From April 22, 2024, Delta will start service from the Texas capital to both Midland International Air and Space Port in western Texas and McAllen International Airport in southern Texas. Both routes will be operated 3X-daily with dual-class regional jets.
“McAllen and Midland are the two largest metros in Texas not yet served by Delta,” Beck says. “We saw an opportunity to build out Austin and achieve a level of presence and critical mass so we’re able to efficiently add McAllen and Midland onto our route network, bring customers [from those markets] into Austin and then they can connect, whether it's to Atlanta, New York, Seattle, Amsterdam [served from AUS by Delta SkyTeam partner KLM] or beyond.”
Also on April 22, Delta will commence 3X-daily service between AUS and Tennessee's Nashville International Airport (BNA), also to be operated with a dual-class regional jet.
During its summer 2024 schedule, Delta plans to operate nearly 50 peak-day flights from AUS to 15 U.S. airports, including all of the carrier’s hubs. Taking into acocunt the new routes and added frequencies, Delta will offer 21% more capacity from AUS in July 2024 versus July 2023.
“You have access to our entire network from Austin,” Beck says. “It’s now becoming our gateway into smaller Texas communities. Obviously, not having a hub in Texas—unlike our competitors—we haven't served as many cities in Texas. When we looked at some of the largest cities that were not on the Delta route map, many of them are in Texas, and the two biggest were McAllen and Midland.”
Beck says AUS connects “to all of our hubs with good schedules and good level of frequencies.” He points to other key routes to non-hub leisure destinations such as Las Vegas and Orlando, Florida, adding: “We have enough critical mass of service to be able to use Austin to access interior Texas and then provide one-stop connectivity to all of our hubs and some other key cities around the country and around the world.”
Delta’s Austin push comes as rival American Airlines pulls back from what had been a post-pandemic push to make AUS a key network point with extensive nonstop connections. Now, 21 of 42 destinations (both year-round and seasonal) to which American has been flying from Austin will be dropped in early 2024.
Beck says Delta’s decision to boost AUS is “not about a competitor,” noting the carrier was moving to grow at AUS “prior to the pandemic … adding more and more cities over time. This has always been something that was in our plans and made sense for us.”
He says Delta views AUS as a growth market. “When we look at Austin and really across Texas, it's very favorable demographics,” Beck explains. “We see the amount of population shift into Austin, we see companies that are moving to Austin and expanding there.

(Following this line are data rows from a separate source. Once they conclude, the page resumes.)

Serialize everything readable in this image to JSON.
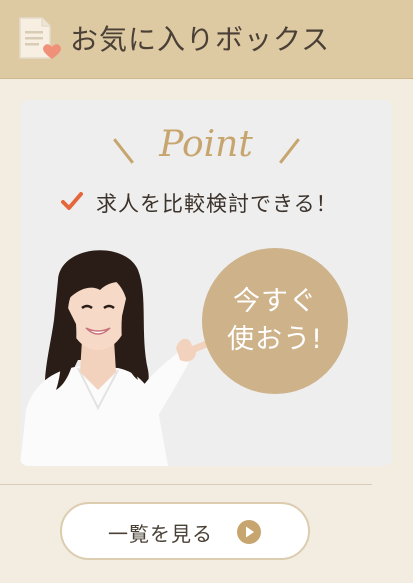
{
  "header": {
    "title": "お気に入りボックス",
    "icon": "document-heart-icon"
  },
  "promo": {
    "heading": "Point",
    "feature": "求人を比較検討できる！",
    "cta_line1": "今すぐ",
    "cta_line2": "使おう!",
    "image": "smiling-woman-pointing-photo"
  },
  "list_button": {
    "label": "一覧を見る",
    "icon": "play-circle-icon"
  },
  "colors": {
    "header_bg": "#ddc9a2",
    "accent_gold": "#c7a56e",
    "circle": "#cdb28a",
    "check": "#e4673b",
    "heart": "#f09078",
    "background": "#f3ece0"
  }
}
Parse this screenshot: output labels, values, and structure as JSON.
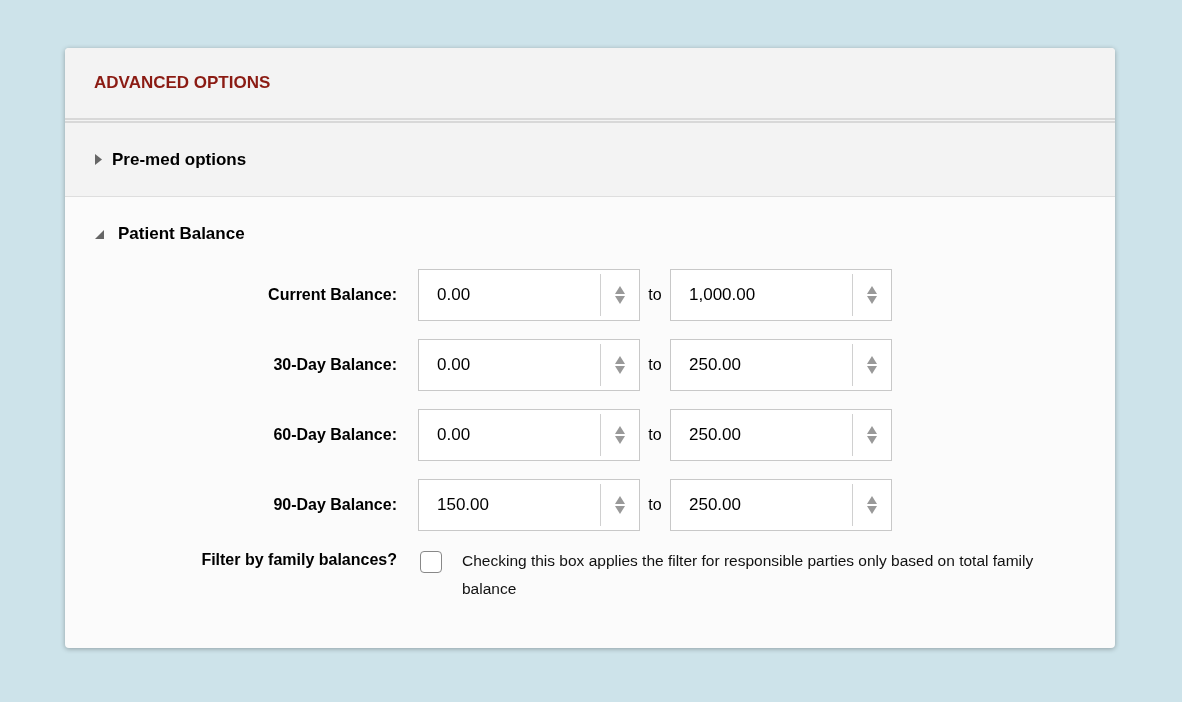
{
  "panel": {
    "title": "ADVANCED OPTIONS"
  },
  "sections": [
    {
      "title": "Pre-med options",
      "expanded": false
    },
    {
      "title": "Patient Balance",
      "expanded": true
    }
  ],
  "balance_rows": [
    {
      "label": "Current Balance:",
      "from": "0.00",
      "separator": "to",
      "to": "1,000.00"
    },
    {
      "label": "30-Day Balance:",
      "from": "0.00",
      "separator": "to",
      "to": "250.00"
    },
    {
      "label": "60-Day Balance:",
      "from": "0.00",
      "separator": "to",
      "to": "250.00"
    },
    {
      "label": "90-Day Balance:",
      "from": "150.00",
      "separator": "to",
      "to": "250.00"
    }
  ],
  "family_filter": {
    "label": "Filter by family balances?",
    "checked": false,
    "description": "Checking this box applies the filter for responsible parties only based on total family balance"
  }
}
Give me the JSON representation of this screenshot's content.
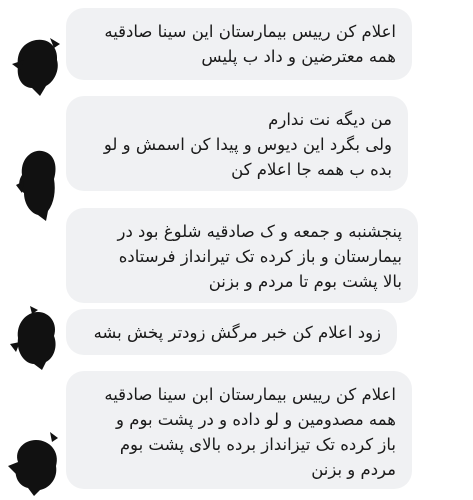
{
  "messages": [
    {
      "text": "اعلام کن رییس بیمارستان این سینا صادقیه\nهمه معترضین و داد ب پلیس"
    },
    {
      "text": "من دیگه نت ندارم\nولی بگرد این دیوس و پیدا کن اسمش و لو\nبده ب همه جا اعلام کن"
    },
    {
      "text": "پنجشنبه و جمعه و ک صادقیه شلوغ بود در\nبیمارستان و باز کرده تک تیرانداز فرستاده\nبالا پشت بوم تا مردم و بزنن"
    },
    {
      "text": "زود اعلام کن خبر مرگش زودتر پخش بشه"
    },
    {
      "text": "اعلام کن رییس بیمارستان ابن سینا صادقیه\nهمه مصدومین و لو داده و در پشت بوم و\nباز کرده تک تیزانداز برده بالای پشت بوم\nمردم و بزنن"
    }
  ],
  "colors": {
    "bubble": "#f0f1f3",
    "text": "#1a1a1a",
    "avatar_redaction": "#111111"
  },
  "icons": {
    "avatar": "redacted-avatar-icon"
  }
}
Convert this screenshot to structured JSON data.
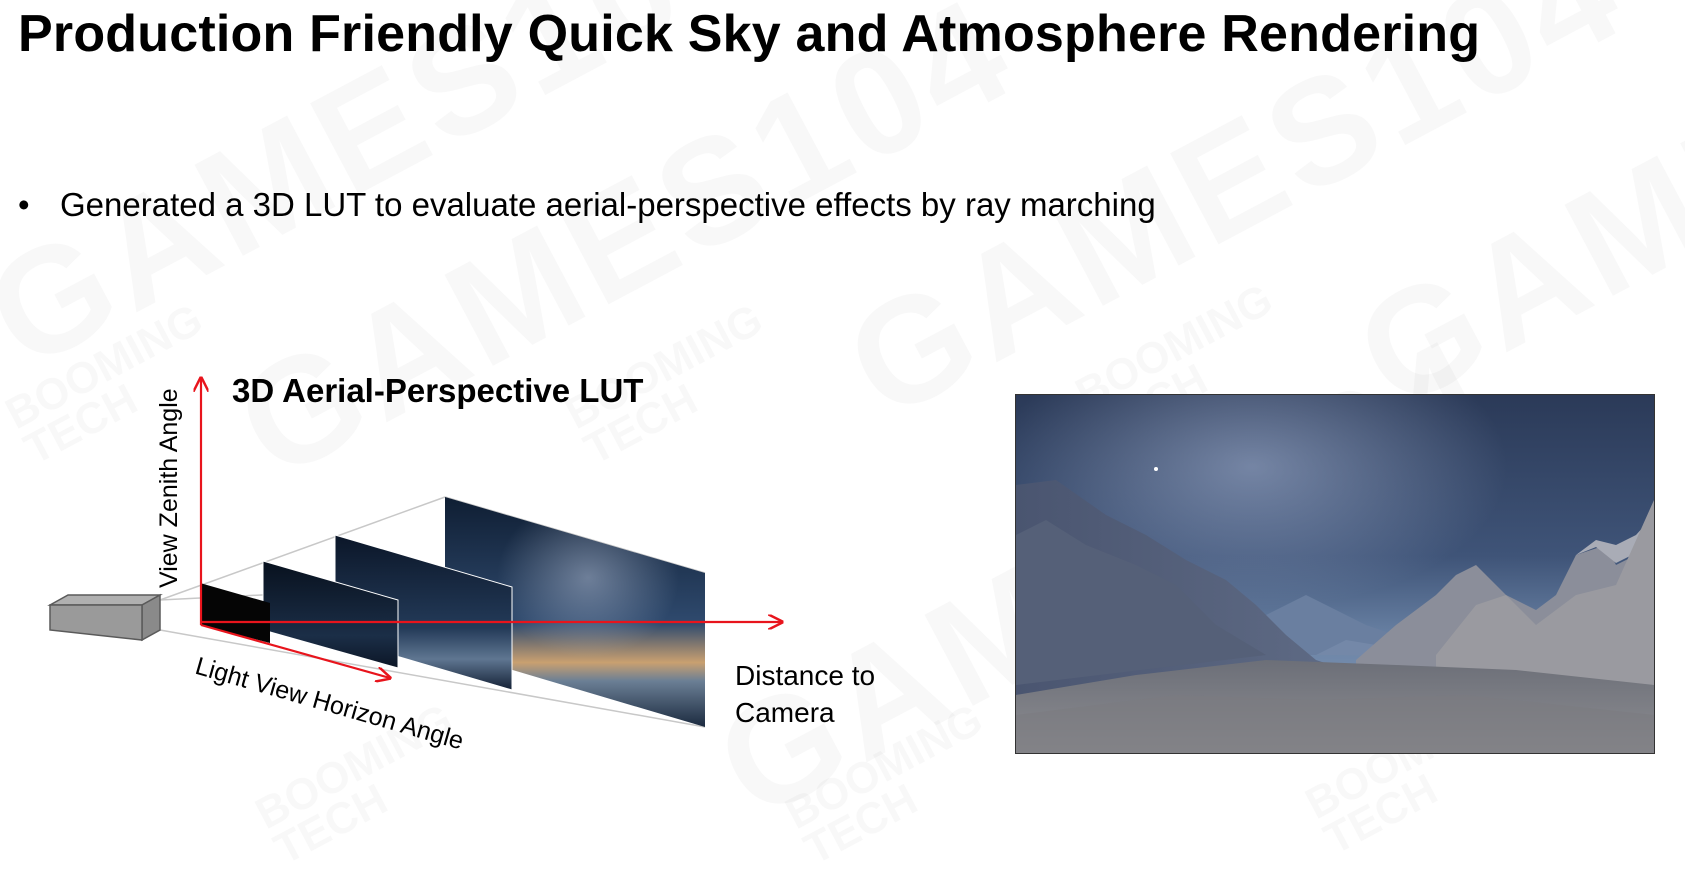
{
  "slide": {
    "title": "Production Friendly Quick Sky and Atmosphere Rendering",
    "bullets": [
      "Generated a 3D LUT to evaluate aerial-perspective effects by ray marching"
    ]
  },
  "diagram": {
    "title": "3D Aerial-Perspective LUT",
    "axis_vertical": "View Zenith Angle",
    "axis_diagonal": "Light View Horizon Angle",
    "axis_depth": "Distance to Camera",
    "axis_color": "#e8141c"
  },
  "watermark": {
    "big": "GAMES104",
    "small_line1": "BOOMING",
    "small_line2": "TECH"
  }
}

We see all that economic activity and as we've put in more and more service over time, we've been really pleased with the results.”